54%. When your teachers say you are capable of taking Higher Level Mathematics, they never explained that it meant dropping from a “straight 7s” student to barely getting half the marks on a test. It is never easy to have your perception of ability shattered the way the first HL Math text does, and no one prepares you for the inevitable questioning of ones intelligence. As any HL Math student will tell you, we have all asked the same, age-old question during the 2-year course. Am I good enough for this?
The key to success in HL Mathematics however, is to take the test with its big red 54% and put it on your wall. The key is to look at that score and to associate with it a sense of determination. I will always be more prepared than I was this time. At first it is difficult, to fall from being a model math student to scoring so low, but as with most weaknesses, the first step to improving is realizing that one has a weakness.
Even then, it is easy to say you will prepare, work and improve, but not follow through. The more difficult task is to decide on a course of action, and stick to it rigorously, rather than fooling yourself into a false sense of confidence. Remember, confidence alone scores about 0 marks, practice; on the other hand, is far more valuable.
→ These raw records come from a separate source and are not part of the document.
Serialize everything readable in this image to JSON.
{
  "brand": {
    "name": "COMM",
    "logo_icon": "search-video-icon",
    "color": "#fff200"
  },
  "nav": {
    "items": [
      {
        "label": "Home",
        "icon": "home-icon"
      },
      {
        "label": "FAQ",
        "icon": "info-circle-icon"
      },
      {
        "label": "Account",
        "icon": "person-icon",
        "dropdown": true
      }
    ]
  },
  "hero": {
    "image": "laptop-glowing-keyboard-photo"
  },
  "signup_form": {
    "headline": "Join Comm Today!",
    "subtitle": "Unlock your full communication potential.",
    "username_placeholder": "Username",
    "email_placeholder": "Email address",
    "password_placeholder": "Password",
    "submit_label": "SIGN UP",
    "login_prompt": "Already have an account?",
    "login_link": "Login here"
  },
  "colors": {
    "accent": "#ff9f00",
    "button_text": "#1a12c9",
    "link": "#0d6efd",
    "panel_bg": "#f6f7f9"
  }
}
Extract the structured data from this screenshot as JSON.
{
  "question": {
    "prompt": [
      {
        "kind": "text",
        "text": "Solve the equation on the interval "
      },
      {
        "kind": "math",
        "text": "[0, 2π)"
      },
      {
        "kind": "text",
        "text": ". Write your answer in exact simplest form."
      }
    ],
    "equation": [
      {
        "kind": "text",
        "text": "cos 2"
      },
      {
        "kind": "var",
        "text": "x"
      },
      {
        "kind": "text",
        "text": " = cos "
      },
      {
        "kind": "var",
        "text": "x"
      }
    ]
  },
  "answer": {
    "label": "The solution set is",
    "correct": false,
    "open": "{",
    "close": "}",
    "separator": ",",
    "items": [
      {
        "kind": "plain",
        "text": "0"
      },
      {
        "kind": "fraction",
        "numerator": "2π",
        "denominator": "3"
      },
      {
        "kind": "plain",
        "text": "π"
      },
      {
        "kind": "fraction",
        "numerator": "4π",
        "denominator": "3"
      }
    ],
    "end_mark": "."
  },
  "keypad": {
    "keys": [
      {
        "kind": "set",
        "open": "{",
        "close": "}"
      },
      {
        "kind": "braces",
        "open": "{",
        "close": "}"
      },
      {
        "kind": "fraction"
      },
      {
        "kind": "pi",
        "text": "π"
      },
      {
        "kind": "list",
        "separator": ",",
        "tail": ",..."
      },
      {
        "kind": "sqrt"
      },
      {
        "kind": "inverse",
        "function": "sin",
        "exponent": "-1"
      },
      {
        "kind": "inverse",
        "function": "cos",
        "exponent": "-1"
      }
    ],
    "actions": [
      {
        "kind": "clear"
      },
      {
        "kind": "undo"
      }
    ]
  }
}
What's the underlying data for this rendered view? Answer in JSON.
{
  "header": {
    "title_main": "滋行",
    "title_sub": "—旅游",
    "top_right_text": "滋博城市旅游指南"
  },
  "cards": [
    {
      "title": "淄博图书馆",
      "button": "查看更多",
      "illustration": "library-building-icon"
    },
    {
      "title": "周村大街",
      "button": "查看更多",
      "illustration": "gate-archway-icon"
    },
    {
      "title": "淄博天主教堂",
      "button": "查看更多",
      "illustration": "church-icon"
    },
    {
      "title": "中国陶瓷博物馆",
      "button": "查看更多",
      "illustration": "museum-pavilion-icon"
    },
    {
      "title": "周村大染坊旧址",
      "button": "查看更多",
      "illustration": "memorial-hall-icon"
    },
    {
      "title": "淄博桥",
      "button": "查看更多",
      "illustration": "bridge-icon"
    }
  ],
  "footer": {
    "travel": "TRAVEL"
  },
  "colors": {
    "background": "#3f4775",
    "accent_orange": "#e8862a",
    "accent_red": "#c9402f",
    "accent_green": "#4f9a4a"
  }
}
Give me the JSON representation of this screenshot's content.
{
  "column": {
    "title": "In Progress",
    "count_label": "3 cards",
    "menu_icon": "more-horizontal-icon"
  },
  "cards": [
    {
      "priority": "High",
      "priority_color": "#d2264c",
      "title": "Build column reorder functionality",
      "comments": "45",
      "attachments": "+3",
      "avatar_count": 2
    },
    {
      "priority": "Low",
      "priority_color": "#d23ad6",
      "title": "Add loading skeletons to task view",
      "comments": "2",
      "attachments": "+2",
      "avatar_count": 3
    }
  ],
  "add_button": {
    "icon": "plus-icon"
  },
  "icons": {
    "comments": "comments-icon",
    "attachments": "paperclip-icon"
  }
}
04h30 A.M. The sun hasn’t come out and the birds aren’t singing because they, like the rest of your family are asleep. Why aren’t you? Sometimes it is very easy to not set aside enough time for practicing mathematics. Sometimes you are just too tired after basketball practice, or band, or just doing all of your homework, to sit down and tackle a problem that continually eludes you. Convenience and cognitive clarity are what make the morning perfect for mathematics. A solid 90 minutes of work every morning from 0430-0600 were the only reason I was able to surpass my 54% and attain my 7 in the final exams. By using a time of day when you are normally free and your mind is clear, you are able to reap the maximum reward in terms of improvement in your mathematics. It will be tough to wake up initially, but when your scores start rising, you’ll appreciate every sleep-depriving minute.